RECORDS FOR THE EXERCISE>

┌──

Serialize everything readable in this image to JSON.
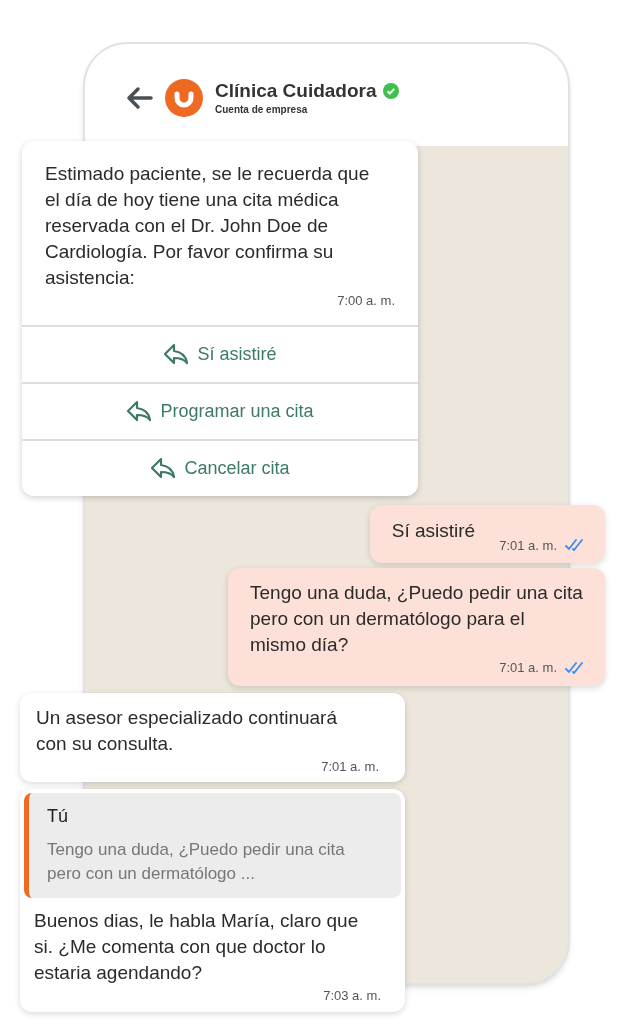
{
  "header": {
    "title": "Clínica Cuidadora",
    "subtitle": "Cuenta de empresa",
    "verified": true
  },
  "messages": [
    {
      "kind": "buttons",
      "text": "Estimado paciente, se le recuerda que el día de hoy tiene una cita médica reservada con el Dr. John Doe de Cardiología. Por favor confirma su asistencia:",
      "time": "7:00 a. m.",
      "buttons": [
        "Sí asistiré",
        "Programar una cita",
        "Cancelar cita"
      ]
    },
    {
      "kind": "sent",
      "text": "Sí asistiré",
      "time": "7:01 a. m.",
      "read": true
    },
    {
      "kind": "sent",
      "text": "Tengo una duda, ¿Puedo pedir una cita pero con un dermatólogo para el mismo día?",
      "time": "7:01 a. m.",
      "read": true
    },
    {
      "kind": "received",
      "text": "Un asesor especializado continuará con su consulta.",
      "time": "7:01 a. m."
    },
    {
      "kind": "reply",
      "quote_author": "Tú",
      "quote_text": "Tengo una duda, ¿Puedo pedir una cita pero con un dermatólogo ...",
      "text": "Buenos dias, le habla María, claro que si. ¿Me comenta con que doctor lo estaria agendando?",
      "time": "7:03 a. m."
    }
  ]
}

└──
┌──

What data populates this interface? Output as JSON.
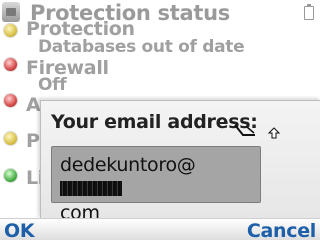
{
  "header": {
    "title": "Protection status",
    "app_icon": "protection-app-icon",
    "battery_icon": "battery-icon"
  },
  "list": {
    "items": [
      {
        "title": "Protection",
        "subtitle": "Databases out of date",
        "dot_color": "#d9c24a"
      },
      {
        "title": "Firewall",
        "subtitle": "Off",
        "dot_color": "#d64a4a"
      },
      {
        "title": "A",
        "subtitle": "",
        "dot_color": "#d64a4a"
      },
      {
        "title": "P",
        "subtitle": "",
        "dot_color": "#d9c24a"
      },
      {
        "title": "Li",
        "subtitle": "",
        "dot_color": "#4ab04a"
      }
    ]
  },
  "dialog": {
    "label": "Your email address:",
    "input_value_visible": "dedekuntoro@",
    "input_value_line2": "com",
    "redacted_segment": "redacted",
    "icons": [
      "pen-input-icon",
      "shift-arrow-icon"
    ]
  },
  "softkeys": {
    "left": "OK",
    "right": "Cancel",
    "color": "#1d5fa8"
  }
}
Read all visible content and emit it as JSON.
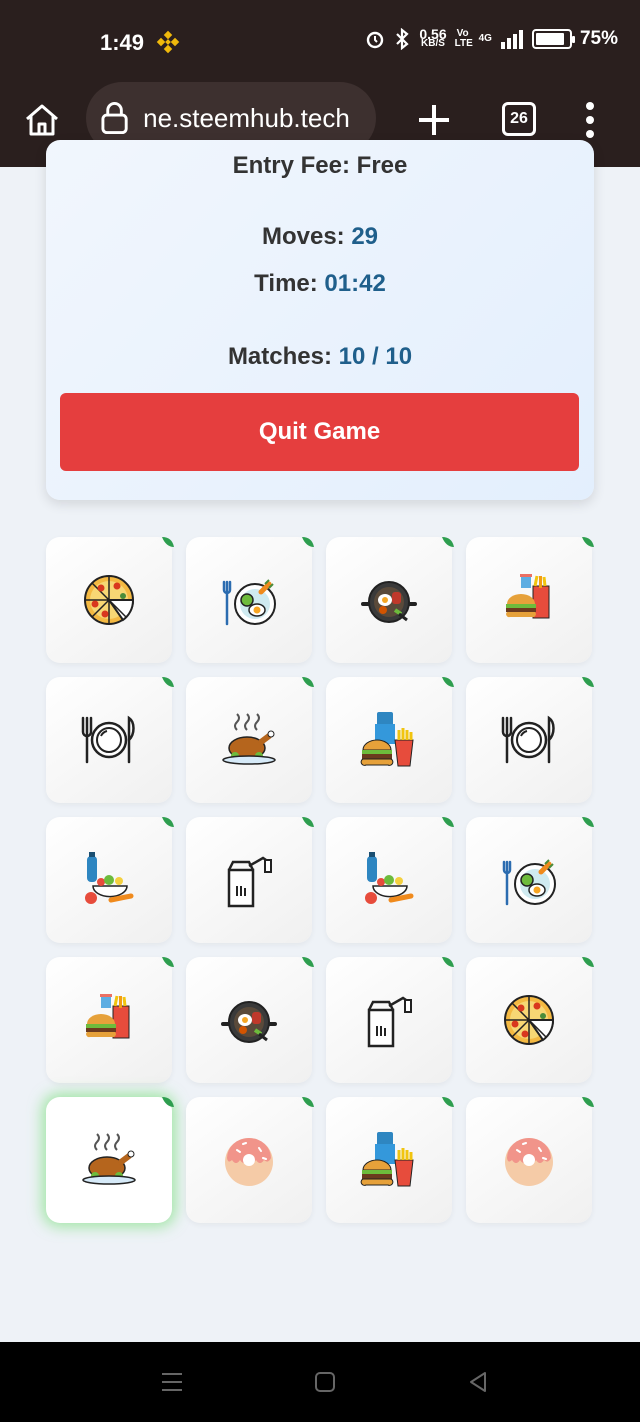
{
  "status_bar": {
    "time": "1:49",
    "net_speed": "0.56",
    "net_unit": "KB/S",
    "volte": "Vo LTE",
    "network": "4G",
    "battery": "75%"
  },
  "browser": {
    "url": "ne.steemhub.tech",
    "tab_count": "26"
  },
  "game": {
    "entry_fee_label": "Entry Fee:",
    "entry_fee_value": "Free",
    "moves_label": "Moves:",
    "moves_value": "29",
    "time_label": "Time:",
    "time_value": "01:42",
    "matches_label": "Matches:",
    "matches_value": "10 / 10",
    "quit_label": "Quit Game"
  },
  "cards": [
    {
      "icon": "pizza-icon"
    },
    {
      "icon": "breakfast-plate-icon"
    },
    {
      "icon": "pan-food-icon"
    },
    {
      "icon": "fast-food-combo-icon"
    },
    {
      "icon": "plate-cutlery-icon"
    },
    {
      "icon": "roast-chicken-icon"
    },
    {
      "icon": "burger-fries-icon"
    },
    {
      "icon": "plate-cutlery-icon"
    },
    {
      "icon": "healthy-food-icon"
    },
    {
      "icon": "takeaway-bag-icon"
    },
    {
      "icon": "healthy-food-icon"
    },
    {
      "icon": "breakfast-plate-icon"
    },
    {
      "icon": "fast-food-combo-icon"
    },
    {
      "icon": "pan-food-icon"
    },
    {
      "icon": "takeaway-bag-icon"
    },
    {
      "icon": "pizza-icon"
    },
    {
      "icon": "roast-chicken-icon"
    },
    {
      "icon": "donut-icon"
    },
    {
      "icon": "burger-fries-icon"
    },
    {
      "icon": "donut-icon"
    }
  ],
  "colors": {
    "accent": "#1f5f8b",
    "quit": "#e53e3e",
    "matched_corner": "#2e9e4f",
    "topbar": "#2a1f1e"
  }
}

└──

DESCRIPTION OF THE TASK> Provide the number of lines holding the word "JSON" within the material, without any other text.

ANSWER TO THIS PROBLEM> 3